By JONATHAN SILVERSTEIN Sept. 12, 2006 —
Apple is going into the movie business, with the introduction of full-length, feature-film downloads from the company's iTunes digital download store.
That's not all.
The company also announced a long-rumored wireless set-top box temporarily named "iTv" that will allow users to transfer their video and music from their iPod or computer to their TVs beginning in 2007.
For now, the company will only sell films from Walt Disney, Touchstone, Pixar and Miramax, all owned by Disney — the parent company of ABC News.
Starting today, a new version of iTunes — iTunes 7 — will offer users the ability to download any of the 75 films available, including the animated film "Cars" and the Johnny Depp-led "Pirates of the Caribbean."
More movies will be added on a weekly basis.
Most films will cost $9.99, while new releases will start at $12.99, but will come down in price further down the road, the company said.
That price scheme is in line with the charges from other similar services, such as Amazon's new movie download service Unbox, which offers films ranging in price from $8 to $20.
Apple CEO Steve Jobs said that movies would be available on the site the same day they're released on DVD and that it would take about 30 minutes to download a film using a high-speed broadband Internet connection.
To bring those films to life in high resolution, both movies and TV shows sold on iTunes will get a resolution upgrade, from 320 X 240 to 640 X 480. Apple says this will make a marked difference in picture quality.
In addition, Apple announced numerous changes to the various iPod devices, including Nanos in color and featuring a longer battery life, and a new, smaller version of the iPod Shuffle. Reaching for the Stars
The news came as little surprise to the media and industry analysts after Apple's invitation to today's event grabbed their attention with the word "Showtime" in big, Hollywood-style lettering.
It had also been assumed that Apple would make the jump to include movies in its products and download offerings after the success of TV show downloads on iTunes.

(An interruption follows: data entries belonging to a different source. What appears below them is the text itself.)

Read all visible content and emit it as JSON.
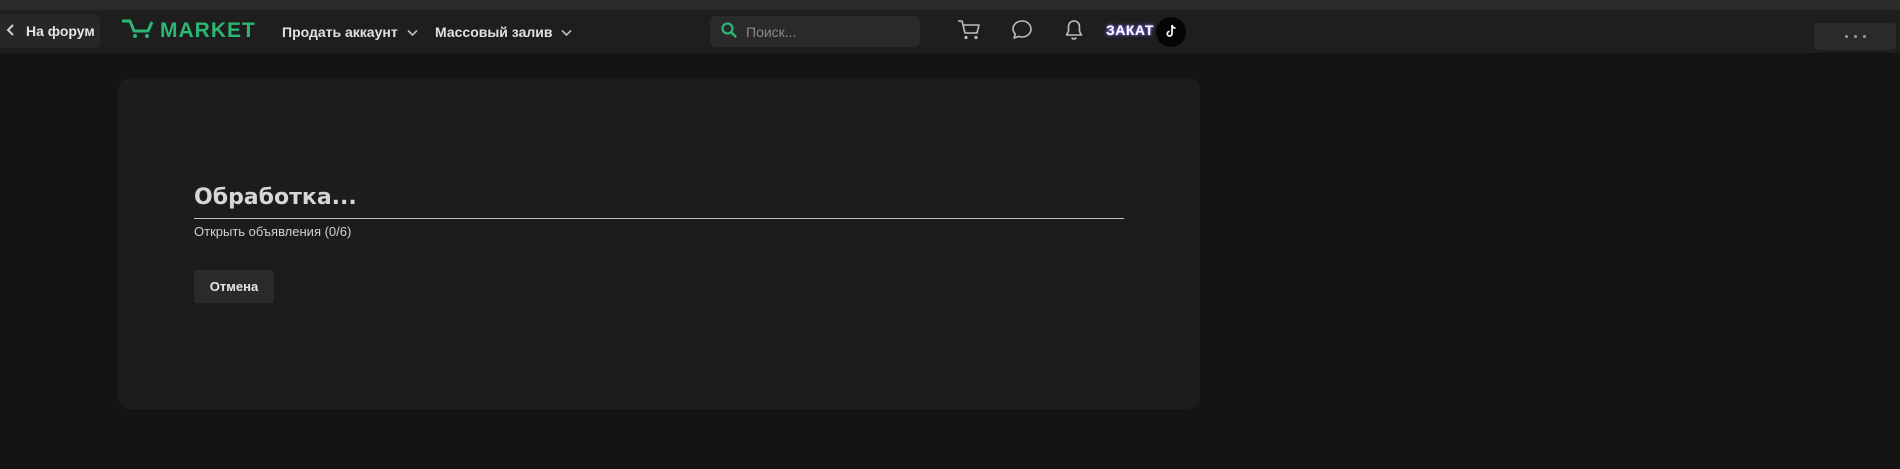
{
  "navbar": {
    "back_label": "На форум",
    "logo_text": "MARKET",
    "menus": [
      {
        "label": "Продать аккаунт"
      },
      {
        "label": "Массовый залив"
      }
    ],
    "search": {
      "value": "",
      "placeholder": "Поиск..."
    },
    "icons": [
      "cart-icon",
      "chat-icon",
      "bell-icon"
    ],
    "promo_label": "ЗАКАТ",
    "avatar_icon": "tiktok-icon"
  },
  "process": {
    "title": "Обработка...",
    "status": "Открыть объявления (0/6)",
    "cancel_label": "Отмена"
  },
  "colors": {
    "brand": "#2bb673",
    "background": "#141414",
    "panel": "#1c1c1c"
  }
}
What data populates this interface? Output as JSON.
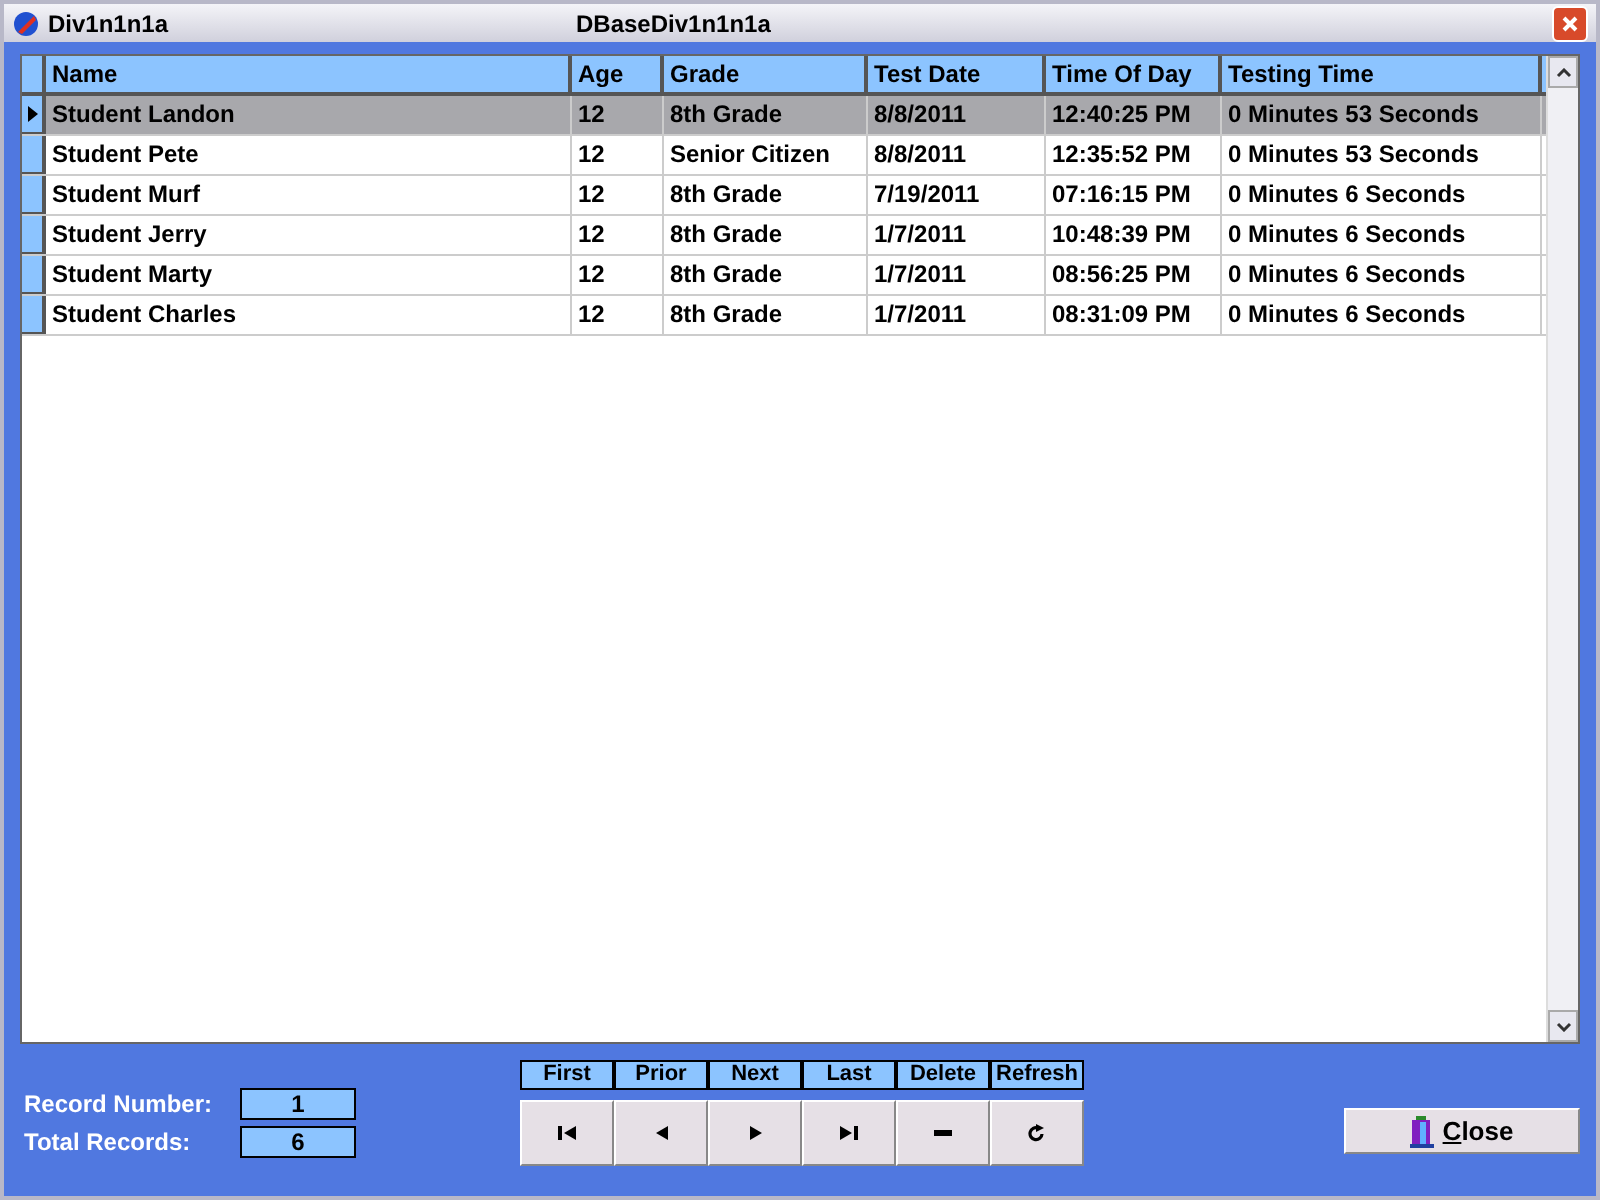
{
  "window": {
    "title": "Div1n1n1a",
    "caption": "DBaseDiv1n1n1a"
  },
  "table": {
    "columns": [
      "Name",
      "Age",
      "Grade",
      "Test Date",
      "Time Of Day",
      "Testing Time"
    ],
    "rows": [
      {
        "cells": [
          "Student Landon",
          "12",
          "8th Grade",
          "8/8/2011",
          "12:40:25 PM",
          "0 Minutes  53 Seconds"
        ],
        "selected": true
      },
      {
        "cells": [
          "Student Pete",
          "12",
          "Senior Citizen",
          "8/8/2011",
          "12:35:52 PM",
          "0 Minutes  53 Seconds"
        ],
        "selected": false
      },
      {
        "cells": [
          "Student Murf",
          "12",
          "8th Grade",
          "7/19/2011",
          "07:16:15 PM",
          "0 Minutes  6 Seconds"
        ],
        "selected": false
      },
      {
        "cells": [
          "Student Jerry",
          "12",
          "8th Grade",
          "1/7/2011",
          "10:48:39 PM",
          "0 Minutes  6 Seconds"
        ],
        "selected": false
      },
      {
        "cells": [
          "Student Marty",
          "12",
          "8th Grade",
          "1/7/2011",
          "08:56:25 PM",
          "0 Minutes  6 Seconds"
        ],
        "selected": false
      },
      {
        "cells": [
          "Student Charles",
          "12",
          "8th Grade",
          "1/7/2011",
          "08:31:09 PM",
          "0 Minutes  6 Seconds"
        ],
        "selected": false
      }
    ]
  },
  "record_number": {
    "label": "Record Number:",
    "value": "1"
  },
  "total_records": {
    "label": "Total Records:",
    "value": "6"
  },
  "navigator": [
    {
      "label": "First",
      "kind": "first"
    },
    {
      "label": "Prior",
      "kind": "prior"
    },
    {
      "label": "Next",
      "kind": "next"
    },
    {
      "label": "Last",
      "kind": "last"
    },
    {
      "label": "Delete",
      "kind": "delete"
    },
    {
      "label": "Refresh",
      "kind": "refresh"
    }
  ],
  "close_button": {
    "label": "Close"
  }
}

"Apple has sold 60 million iPods to date with 1.5 billion songs and 45 million videos. Today, Apple is fifth in music sales behind Wal-Mart, Best Buy, Target and Amazon. That's a huge number," said Michael Gartenberg, the or a vice president and research director for JupiterResearch via e-mail. "Once again they have revised their line with devices and services that will be hard for other players to match."
And try they are.
Microsoft is hoping to steal some of Apple's thunder with its entry into the digital-download market: a device and an iTunes-like download store under the brand Zune.
When Amazon recently began offering movie downloads from its online store, seven studios signed on to offer downloads. Six more than Apple will offer.
"Don't look at the initial selection as meaning all that much. When the music store opened, it barely had 200,000 songs. When they added TV shows last year, it started with just a handful of ABC shows. This will change fast," Gartenberg said. "We believe that Apple will have greater success than other players have had here."